On paper, action and horror can seem like a match made in heaven. Suspense and scares meets combat and destruction; complete with a supernatural presence. This combination has been hit-or-miss in the last decade (scales tipping on the side of miss). Flicks such as Blade and Underworld faired better using this formula than say Doom or the last few Resident Evil installments. So the brief 87 minute feature that is Priest, had a choice of either sticking to the pattern its predecessors in the genre have followed; or try shaking things up. Let’s just say, one will be able to tell exactly how this will be handled after the first five minutes.
Based off the graphic novel series, the story chronicles the war between vampires and humans.This war is similar to the Crusades fought in the Holy Land centuries ago. Vampires dominated the battles for years, until the church found a secret weapon in a group of gifted individuals, creatively titled “Priests.” This blessed army captured the momentum and vanquished the vampires into a quarantined area of sorts; away from the handful of fortress-like cities that still remain. After the war was won, the Priests were disbanded and scattered throughout the Cathedral cities.

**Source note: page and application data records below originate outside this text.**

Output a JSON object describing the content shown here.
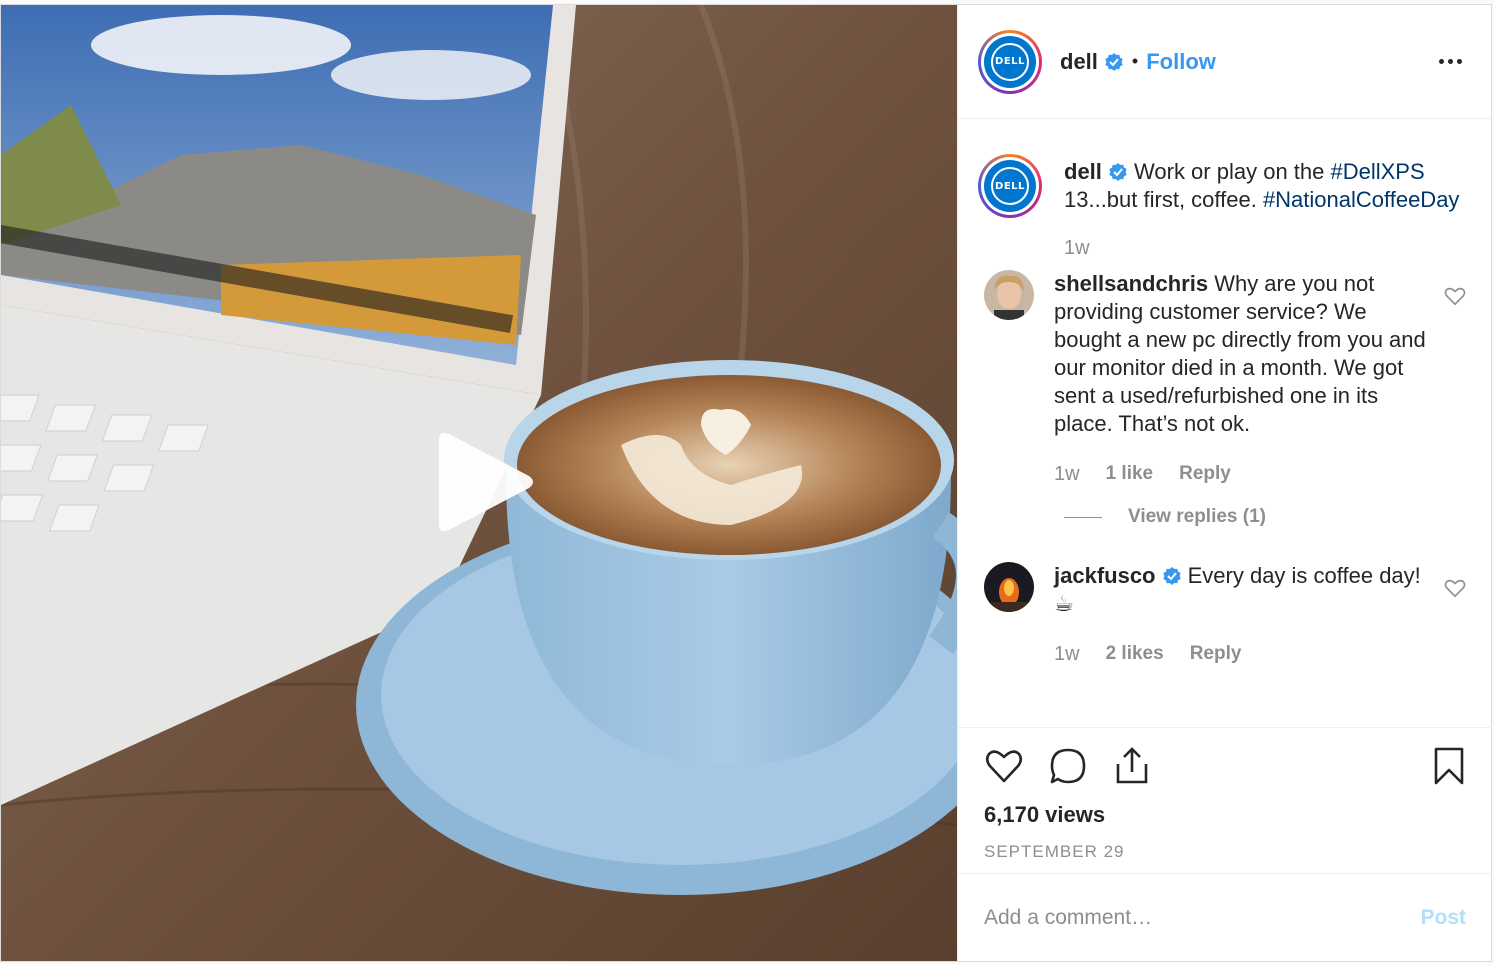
{
  "header": {
    "username": "dell",
    "separator": "•",
    "follow_label": "Follow",
    "logo_text": "DELL"
  },
  "caption": {
    "username": "dell",
    "text_before": " Work or play on the ",
    "hashtag1": "#DellXPS",
    "text_middle": " 13...but first, coffee. ",
    "hashtag2": "#NationalCoffeeDay",
    "time": "1w"
  },
  "comments": [
    {
      "username": "shellsandchris",
      "text": " Why are you not providing customer service? We bought a new pc directly from you and our monitor died in a month. We got sent a used/refurbished one in its place. That’s not ok.",
      "time": "1w",
      "likes": "1 like",
      "reply_label": "Reply",
      "view_replies": "View replies (1)"
    },
    {
      "username": "jackfusco",
      "text": " Every day is coffee day! ☕",
      "time": "1w",
      "likes": "2 likes",
      "reply_label": "Reply"
    }
  ],
  "stats": {
    "views": "6,170 views",
    "date": "SEPTEMBER 29"
  },
  "add_comment": {
    "placeholder": "Add a comment…",
    "post_label": "Post"
  },
  "colors": {
    "link_blue": "#3897f0",
    "hashtag": "#003569",
    "muted": "#8e8e8e",
    "post_disabled": "#b2dffc",
    "dell_blue": "#0076ce"
  }
}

The most talented of the bunch, Priest (Paul Bettany), roams the streets in robes stolen from George Lucas’ Jedi closest. Keeping a reluctant low-profile, he senses that the vampire creatures are still along the outskirts of the massive city walls. His instincts prove true, when a young local sheriff (Cam Gigandet) goes looking for Priest, alerting him about a deadly attack on his brother’s (True Blood’s Stephen Moyer doing a cameo – or favor) land. Priest learns that his bro’s 18 year-old daughter (Lily Collins) has been taken by this rogue colony, and begs the head of the catholic order (Christopher Plummer) to allow him to leave the confines of the city to investigate. When he is told to behave, he goes against orders; and with the help of the ambitious, yet in over-his-head sheriff, they track down the vamps that kidnapped his last remaining relative.

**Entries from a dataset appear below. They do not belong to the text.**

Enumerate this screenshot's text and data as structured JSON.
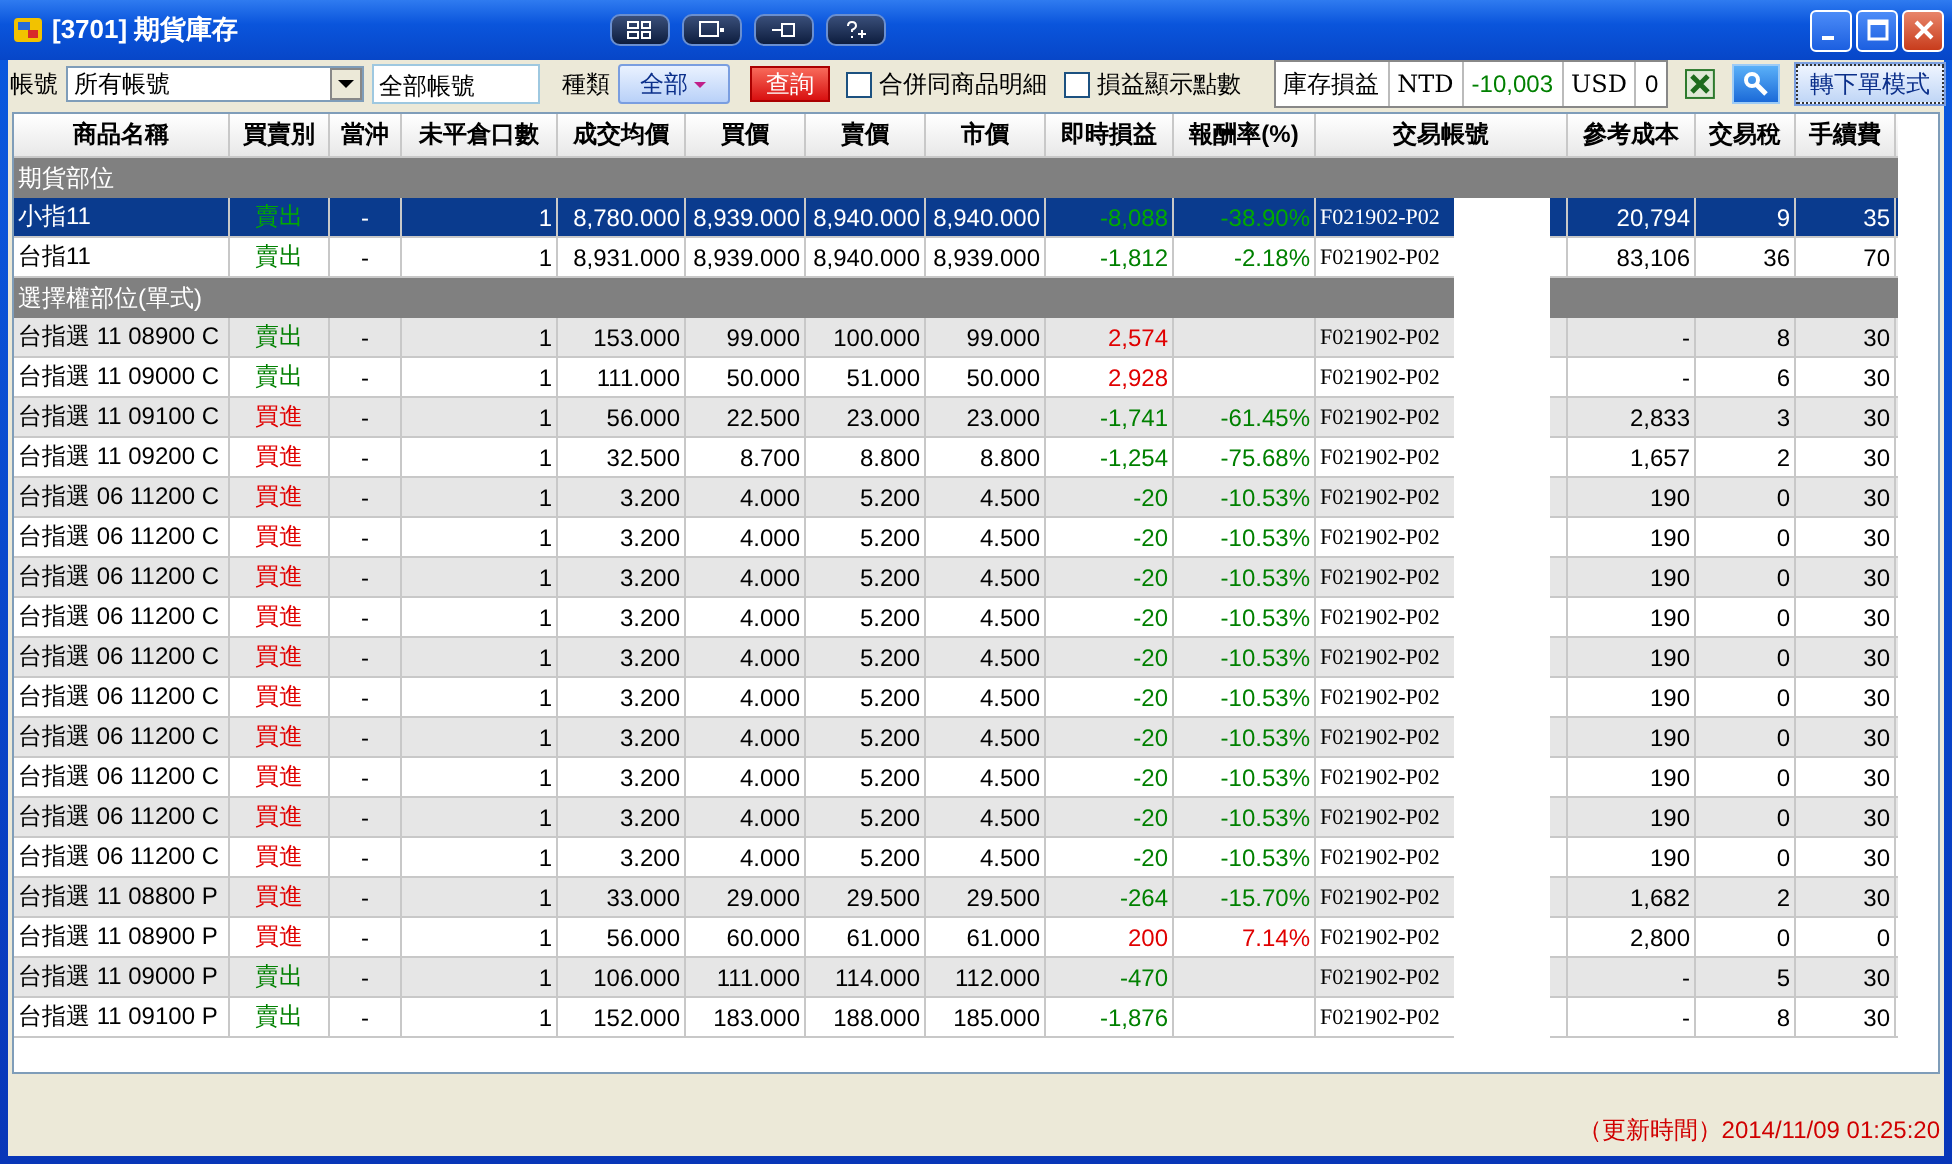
{
  "window": {
    "title": "[3701] 期貨庫存"
  },
  "toolbar": {
    "account_label": "帳號",
    "account_select": "所有帳號",
    "account_field": "全部帳號",
    "type_label": "種類",
    "type_button": "全部",
    "query_button": "查詢",
    "checkboxes": [
      {
        "label": "合併同商品明細",
        "checked": false
      },
      {
        "label": "損益顯示點數",
        "checked": false
      }
    ],
    "summary": {
      "label": "庫存損益",
      "currency_1": "NTD",
      "value_1": {
        "text": "-10,003",
        "color": "#008000"
      },
      "currency_2": "USD",
      "value_2": "0"
    },
    "mode_button": "轉下單模式"
  },
  "table": {
    "columns": [
      "商品名稱",
      "買賣別",
      "當沖",
      "未平倉口數",
      "成交均價",
      "買價",
      "賣價",
      "市價",
      "即時損益",
      "報酬率(%)",
      "交易帳號",
      "參考成本",
      "交易稅",
      "手續費"
    ],
    "sections": [
      {
        "title": "期貨部位",
        "rows": [
          {
            "selected": true,
            "name": "小指11",
            "side": {
              "text": "賣出",
              "color": "#00aa00"
            },
            "daytrade": "-",
            "open_qty": "1",
            "avg": "8,780.000",
            "bid": "8,939.000",
            "ask": "8,940.000",
            "market": "8,940.000",
            "pnl": {
              "text": "-8,088",
              "color": "#00aa00"
            },
            "rate": {
              "text": "-38.90%",
              "color": "#00aa00"
            },
            "account": "F021902-P02",
            "cost": "20,794",
            "tax": "9",
            "fee": "35"
          },
          {
            "selected": false,
            "name": "台指11",
            "side": {
              "text": "賣出",
              "color": "#008000"
            },
            "daytrade": "-",
            "open_qty": "1",
            "avg": "8,931.000",
            "bid": "8,939.000",
            "ask": "8,940.000",
            "market": "8,939.000",
            "pnl": {
              "text": "-1,812",
              "color": "#008000"
            },
            "rate": {
              "text": "-2.18%",
              "color": "#008000"
            },
            "account": "F021902-P02",
            "cost": "83,106",
            "tax": "36",
            "fee": "70"
          }
        ]
      },
      {
        "title": "選擇權部位(單式)",
        "rows": [
          {
            "selected": false,
            "name": "台指選 11 08900 C",
            "side": {
              "text": "賣出",
              "color": "#008000"
            },
            "daytrade": "-",
            "open_qty": "1",
            "avg": "153.000",
            "bid": "99.000",
            "ask": "100.000",
            "market": "99.000",
            "pnl": {
              "text": "2,574",
              "color": "#e00000"
            },
            "account": "F021902-P02",
            "cost": "-",
            "tax": "8",
            "fee": "30"
          },
          {
            "selected": false,
            "name": "台指選 11 09000 C",
            "side": {
              "text": "賣出",
              "color": "#008000"
            },
            "daytrade": "-",
            "open_qty": "1",
            "avg": "111.000",
            "bid": "50.000",
            "ask": "51.000",
            "market": "50.000",
            "pnl": {
              "text": "2,928",
              "color": "#e00000"
            },
            "account": "F021902-P02",
            "cost": "-",
            "tax": "6",
            "fee": "30"
          },
          {
            "selected": false,
            "name": "台指選 11 09100 C",
            "side": {
              "text": "買進",
              "color": "#e00000"
            },
            "daytrade": "-",
            "open_qty": "1",
            "avg": "56.000",
            "bid": "22.500",
            "ask": "23.000",
            "market": "23.000",
            "pnl": {
              "text": "-1,741",
              "color": "#008000"
            },
            "rate": {
              "text": "-61.45%",
              "color": "#008000"
            },
            "account": "F021902-P02",
            "cost": "2,833",
            "tax": "3",
            "fee": "30"
          },
          {
            "selected": false,
            "name": "台指選 11 09200 C",
            "side": {
              "text": "買進",
              "color": "#e00000"
            },
            "daytrade": "-",
            "open_qty": "1",
            "avg": "32.500",
            "bid": "8.700",
            "ask": "8.800",
            "market": "8.800",
            "pnl": {
              "text": "-1,254",
              "color": "#008000"
            },
            "rate": {
              "text": "-75.68%",
              "color": "#008000"
            },
            "account": "F021902-P02",
            "cost": "1,657",
            "tax": "2",
            "fee": "30"
          },
          {
            "selected": false,
            "name": "台指選 06 11200 C",
            "side": {
              "text": "買進",
              "color": "#e00000"
            },
            "daytrade": "-",
            "open_qty": "1",
            "avg": "3.200",
            "bid": "4.000",
            "ask": "5.200",
            "market": "4.500",
            "pnl": {
              "text": "-20",
              "color": "#008000"
            },
            "rate": {
              "text": "-10.53%",
              "color": "#008000"
            },
            "account": "F021902-P02",
            "cost": "190",
            "tax": "0",
            "fee": "30"
          },
          {
            "selected": false,
            "name": "台指選 06 11200 C",
            "side": {
              "text": "買進",
              "color": "#e00000"
            },
            "daytrade": "-",
            "open_qty": "1",
            "avg": "3.200",
            "bid": "4.000",
            "ask": "5.200",
            "market": "4.500",
            "pnl": {
              "text": "-20",
              "color": "#008000"
            },
            "rate": {
              "text": "-10.53%",
              "color": "#008000"
            },
            "account": "F021902-P02",
            "cost": "190",
            "tax": "0",
            "fee": "30"
          },
          {
            "selected": false,
            "name": "台指選 06 11200 C",
            "side": {
              "text": "買進",
              "color": "#e00000"
            },
            "daytrade": "-",
            "open_qty": "1",
            "avg": "3.200",
            "bid": "4.000",
            "ask": "5.200",
            "market": "4.500",
            "pnl": {
              "text": "-20",
              "color": "#008000"
            },
            "rate": {
              "text": "-10.53%",
              "color": "#008000"
            },
            "account": "F021902-P02",
            "cost": "190",
            "tax": "0",
            "fee": "30"
          },
          {
            "selected": false,
            "name": "台指選 06 11200 C",
            "side": {
              "text": "買進",
              "color": "#e00000"
            },
            "daytrade": "-",
            "open_qty": "1",
            "avg": "3.200",
            "bid": "4.000",
            "ask": "5.200",
            "market": "4.500",
            "pnl": {
              "text": "-20",
              "color": "#008000"
            },
            "rate": {
              "text": "-10.53%",
              "color": "#008000"
            },
            "account": "F021902-P02",
            "cost": "190",
            "tax": "0",
            "fee": "30"
          },
          {
            "selected": false,
            "name": "台指選 06 11200 C",
            "side": {
              "text": "買進",
              "color": "#e00000"
            },
            "daytrade": "-",
            "open_qty": "1",
            "avg": "3.200",
            "bid": "4.000",
            "ask": "5.200",
            "market": "4.500",
            "pnl": {
              "text": "-20",
              "color": "#008000"
            },
            "rate": {
              "text": "-10.53%",
              "color": "#008000"
            },
            "account": "F021902-P02",
            "cost": "190",
            "tax": "0",
            "fee": "30"
          },
          {
            "selected": false,
            "name": "台指選 06 11200 C",
            "side": {
              "text": "買進",
              "color": "#e00000"
            },
            "daytrade": "-",
            "open_qty": "1",
            "avg": "3.200",
            "bid": "4.000",
            "ask": "5.200",
            "market": "4.500",
            "pnl": {
              "text": "-20",
              "color": "#008000"
            },
            "rate": {
              "text": "-10.53%",
              "color": "#008000"
            },
            "account": "F021902-P02",
            "cost": "190",
            "tax": "0",
            "fee": "30"
          },
          {
            "selected": false,
            "name": "台指選 06 11200 C",
            "side": {
              "text": "買進",
              "color": "#e00000"
            },
            "daytrade": "-",
            "open_qty": "1",
            "avg": "3.200",
            "bid": "4.000",
            "ask": "5.200",
            "market": "4.500",
            "pnl": {
              "text": "-20",
              "color": "#008000"
            },
            "rate": {
              "text": "-10.53%",
              "color": "#008000"
            },
            "account": "F021902-P02",
            "cost": "190",
            "tax": "0",
            "fee": "30"
          },
          {
            "selected": false,
            "name": "台指選 06 11200 C",
            "side": {
              "text": "買進",
              "color": "#e00000"
            },
            "daytrade": "-",
            "open_qty": "1",
            "avg": "3.200",
            "bid": "4.000",
            "ask": "5.200",
            "market": "4.500",
            "pnl": {
              "text": "-20",
              "color": "#008000"
            },
            "rate": {
              "text": "-10.53%",
              "color": "#008000"
            },
            "account": "F021902-P02",
            "cost": "190",
            "tax": "0",
            "fee": "30"
          },
          {
            "selected": false,
            "name": "台指選 06 11200 C",
            "side": {
              "text": "買進",
              "color": "#e00000"
            },
            "daytrade": "-",
            "open_qty": "1",
            "avg": "3.200",
            "bid": "4.000",
            "ask": "5.200",
            "market": "4.500",
            "pnl": {
              "text": "-20",
              "color": "#008000"
            },
            "rate": {
              "text": "-10.53%",
              "color": "#008000"
            },
            "account": "F021902-P02",
            "cost": "190",
            "tax": "0",
            "fee": "30"
          },
          {
            "selected": false,
            "name": "台指選 06 11200 C",
            "side": {
              "text": "買進",
              "color": "#e00000"
            },
            "daytrade": "-",
            "open_qty": "1",
            "avg": "3.200",
            "bid": "4.000",
            "ask": "5.200",
            "market": "4.500",
            "pnl": {
              "text": "-20",
              "color": "#008000"
            },
            "rate": {
              "text": "-10.53%",
              "color": "#008000"
            },
            "account": "F021902-P02",
            "cost": "190",
            "tax": "0",
            "fee": "30"
          },
          {
            "selected": false,
            "name": "台指選 11 08800 P",
            "side": {
              "text": "買進",
              "color": "#e00000"
            },
            "daytrade": "-",
            "open_qty": "1",
            "avg": "33.000",
            "bid": "29.000",
            "ask": "29.500",
            "market": "29.500",
            "pnl": {
              "text": "-264",
              "color": "#008000"
            },
            "rate": {
              "text": "-15.70%",
              "color": "#008000"
            },
            "account": "F021902-P02",
            "cost": "1,682",
            "tax": "2",
            "fee": "30"
          },
          {
            "selected": false,
            "name": "台指選 11 08900 P",
            "side": {
              "text": "買進",
              "color": "#e00000"
            },
            "daytrade": "-",
            "open_qty": "1",
            "avg": "56.000",
            "bid": "60.000",
            "ask": "61.000",
            "market": "61.000",
            "pnl": {
              "text": "200",
              "color": "#e00000"
            },
            "rate": {
              "text": "7.14%",
              "color": "#e00000"
            },
            "account": "F021902-P02",
            "cost": "2,800",
            "tax": "0",
            "fee": "0"
          },
          {
            "selected": false,
            "name": "台指選 11 09000 P",
            "side": {
              "text": "賣出",
              "color": "#008000"
            },
            "daytrade": "-",
            "open_qty": "1",
            "avg": "106.000",
            "bid": "111.000",
            "ask": "114.000",
            "market": "112.000",
            "pnl": {
              "text": "-470",
              "color": "#008000"
            },
            "account": "F021902-P02",
            "cost": "-",
            "tax": "5",
            "fee": "30"
          },
          {
            "selected": false,
            "name": "台指選 11 09100 P",
            "side": {
              "text": "賣出",
              "color": "#008000"
            },
            "daytrade": "-",
            "open_qty": "1",
            "avg": "152.000",
            "bid": "183.000",
            "ask": "188.000",
            "market": "185.000",
            "pnl": {
              "text": "-1,876",
              "color": "#008000"
            },
            "account": "F021902-P02",
            "cost": "-",
            "tax": "8",
            "fee": "30"
          }
        ]
      }
    ]
  },
  "status_bar": {
    "update_time": "（更新時間）2014/11/09 01:25:20"
  }
}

No…There is no depiction of the great war between vampires and mankind. Unless you count the quick Anime that ran in the beginning to bring the audience up-to-speed on the back-story. It’s pretty much our quiet duo (each of them say about two sentences in every scene) riding motorcycles taken off the set of Escape from New York or Beyond Thunderdome, through baron wastelands.
The scenery and coloring are designed to show an apocalyptic atmosphere. Think the 2010’s Book of Eli. When the action takes place against vampires, who are more creature-like than human (no eyes, walk on all fours, have a body like Gollum on steroids, can‘t speak), the fight choreography is emulating a videogame. Our lead isn’t armed with a ton of cool weapons (mainly knives & cross-shaped shooting stars); but the CGI vamp action is executed well enough to catch the eye. Issue that arises is that these are the only times where the characters begin to have a pulse.

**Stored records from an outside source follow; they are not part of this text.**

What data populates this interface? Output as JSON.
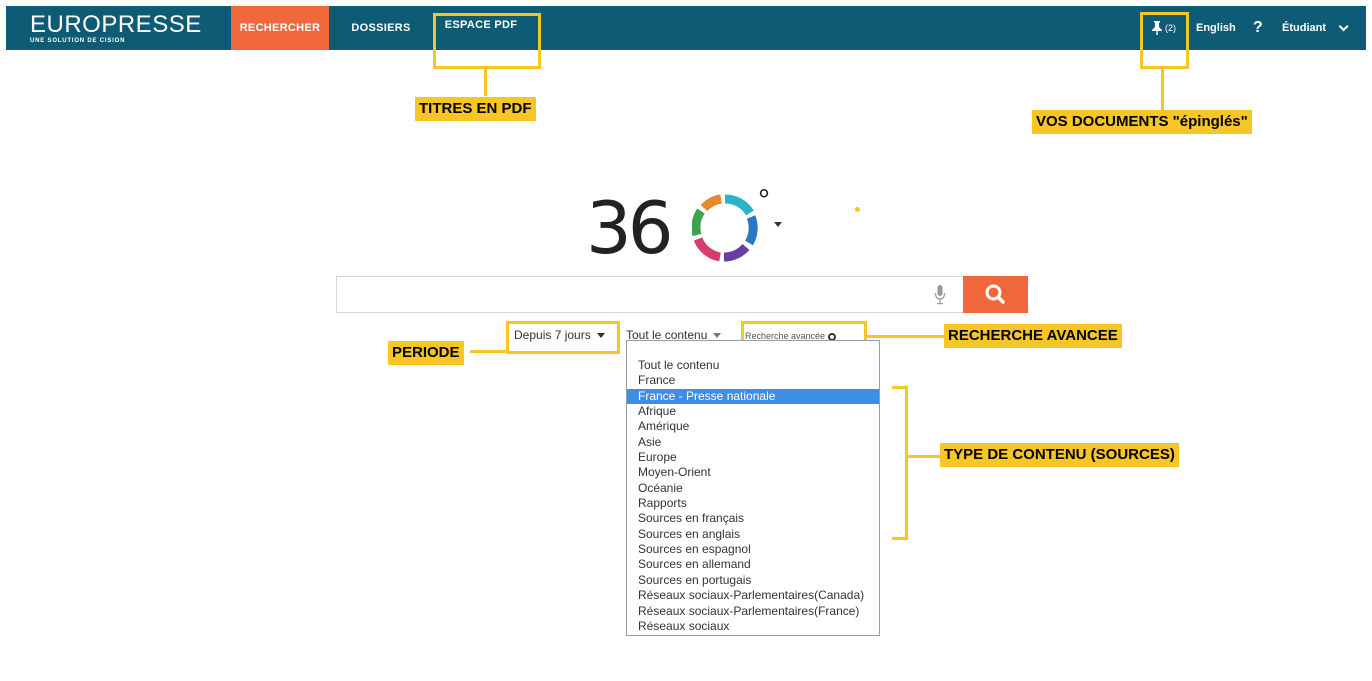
{
  "colors": {
    "topbar": "#0e5b76",
    "accent": "#f0673b",
    "annotation": "#f6c526",
    "selection": "#3d8ee6"
  },
  "header": {
    "logo_main": "EUROPRESSE",
    "logo_sub": "UNE SOLUTION DE CISION",
    "nav": {
      "rechercher": "RECHERCHER",
      "dossiers": "DOSSIERS",
      "espace_pdf": "ESPACE PDF"
    },
    "pin_icon": "pin-icon",
    "pin_count": "(2)",
    "language": "English",
    "help": "?",
    "user": "Étudiant"
  },
  "annotations": {
    "titres_pdf": "TITRES EN PDF",
    "vos_documents": "VOS DOCUMENTS \"épinglés\"",
    "periode": "PERIODE",
    "recherche_avancee": "RECHERCHE AVANCEE",
    "type_contenu": "TYPE DE CONTENU (SOURCES)"
  },
  "brand360": {
    "text": "36",
    "degree": "°"
  },
  "search": {
    "placeholder": "",
    "value": "",
    "mic_icon": "microphone-icon",
    "search_icon": "search-icon"
  },
  "filters": {
    "periode": "Depuis 7 jours",
    "contenu": "Tout le contenu",
    "avancee": "Recherche avancée"
  },
  "dropdown": {
    "selected_index": 2,
    "options": [
      "Tout le contenu",
      "France",
      "France - Presse nationale",
      "Afrique",
      "Amérique",
      "Asie",
      "Europe",
      "Moyen-Orient",
      "Océanie",
      "Rapports",
      "Sources en français",
      "Sources en anglais",
      "Sources en espagnol",
      "Sources en allemand",
      "Sources en portugais",
      "Réseaux sociaux-Parlementaires(Canada)",
      "Réseaux sociaux-Parlementaires(France)",
      "Réseaux sociaux"
    ]
  }
}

Karl Urban ends up being the antagonist (finally) and his character is the most intriguing, since little development is given to any of the others. Why these Priests are so special is vaguely expounded upon. It’s just a shame Urban’s scenes were all too short, save for the uneventful final one-on-one battle. Whether or not writer Cory Goodman & director Scott Charles Stewart were sticking to the Korean comic this story was based off (a western-horror), the cinematography suggest they were big fans of the Star War’s footage on Tatooine. You know, when Anakin Skywalker snapped and started slashing up “Sand People.” And when you factor in the set designs and technology they tossed in, it felt as if John Carpenter decided to make a third Snake Plissken movie (Escape from NY & L.A.). At least they provided a nice scope of the surroundings.
Frankly, that is one of the few elements that kept yours truly interested – comparing sequences to cinema’s past – since the under-developed story will fail to keep your attention. With that said, one will enjoy their over-indulgence in the cinematic wide-shots they constantly execute. After you realize the dialogue is essentially worthless, and the story is about as smooth as sandpaper, the visuals are the only elements to keep one attentive, as this story quickly moves into a new setting (inside mountains, beat-up towns, and a train for good measure). Although, the epic sounding musical score is so out of place, and introduced at all the wrong times, it will get you chuckling. The sounds needed to be moody, not Passion of the Christ.
Overall, Priest probably has enough sustenance to please the niche market of this genre. It’s not painful to sit through but it will not give your system a jolt. Be sure to save your money and avoid doing the 3D screenings. The atmosphere is there, but the uncontrollable tone, cardboard characters, and fundamental screenplay & edit, suggests that a re-watch of Blade II may satisfy your craving for this type of material. The filmmakers played it a little too safe here. Someone needs to go for it and try to evolve this genre.
RATING: 2 out of 5